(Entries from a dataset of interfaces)

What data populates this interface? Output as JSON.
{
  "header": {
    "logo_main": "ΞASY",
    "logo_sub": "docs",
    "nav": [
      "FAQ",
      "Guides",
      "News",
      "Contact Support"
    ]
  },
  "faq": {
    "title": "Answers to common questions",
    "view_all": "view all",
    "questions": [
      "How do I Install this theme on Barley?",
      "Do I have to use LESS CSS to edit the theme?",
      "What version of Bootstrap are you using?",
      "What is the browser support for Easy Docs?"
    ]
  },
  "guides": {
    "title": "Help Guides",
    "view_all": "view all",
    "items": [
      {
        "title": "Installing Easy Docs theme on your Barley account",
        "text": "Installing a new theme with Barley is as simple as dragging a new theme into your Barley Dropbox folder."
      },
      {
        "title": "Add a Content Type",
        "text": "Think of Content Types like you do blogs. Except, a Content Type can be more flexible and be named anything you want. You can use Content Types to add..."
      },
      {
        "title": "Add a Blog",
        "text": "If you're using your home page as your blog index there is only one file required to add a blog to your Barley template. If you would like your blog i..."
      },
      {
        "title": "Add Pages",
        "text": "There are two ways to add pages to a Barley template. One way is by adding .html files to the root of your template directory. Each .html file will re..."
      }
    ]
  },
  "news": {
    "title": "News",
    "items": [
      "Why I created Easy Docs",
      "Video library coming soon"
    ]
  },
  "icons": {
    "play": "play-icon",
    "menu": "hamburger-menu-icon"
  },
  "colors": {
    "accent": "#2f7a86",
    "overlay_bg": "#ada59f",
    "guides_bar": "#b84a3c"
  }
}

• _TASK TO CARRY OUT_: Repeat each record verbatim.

• _ANSWER_:
What data populates this interface? Output as JSON.
{
  "header": {
    "logo_main": "ΞASY",
    "logo_sub": "docs",
    "nav": [
      "FAQ",
      "Guides",
      "News",
      "Contact Support"
    ]
  },
  "faq": {
    "title": "Answers to common questions",
    "view_all": "view all",
    "questions": [
      "How do I Install this theme on Barley?",
      "Do I have to use LESS CSS to edit the theme?",
      "What version of Bootstrap are you using?",
      "What is the browser support for Easy Docs?"
    ]
  },
  "guides": {
    "title": "Help Guides",
    "view_all": "view all",
    "items": [
      {
        "title": "Installing Easy Docs theme on your Barley account",
        "text": "Installing a new theme with Barley is as simple as dragging a new theme into your Barley Dropbox folder."
      },
      {
        "title": "Add a Content Type",
        "text": "Think of Content Types like you do blogs. Except, a Content Type can be more flexible and be named anything you want. You can use Content Types to add..."
      },
      {
        "title": "Add a Blog",
        "text": "If you're using your home page as your blog index there is only one file required to add a blog to your Barley template. If you would like your blog i..."
      },
      {
        "title": "Add Pages",
        "text": "There are two ways to add pages to a Barley template. One way is by adding .html files to the root of your template directory. Each .html file will re..."
      }
    ]
  },
  "news": {
    "title": "News",
    "items": [
      "Why I created Easy Docs",
      "Video library coming soon"
    ]
  },
  "icons": {
    "play": "play-icon",
    "menu": "hamburger-menu-icon"
  },
  "colors": {
    "accent": "#2f7a86",
    "overlay_bg": "#ada59f",
    "guides_bar": "#b84a3c"
  }
}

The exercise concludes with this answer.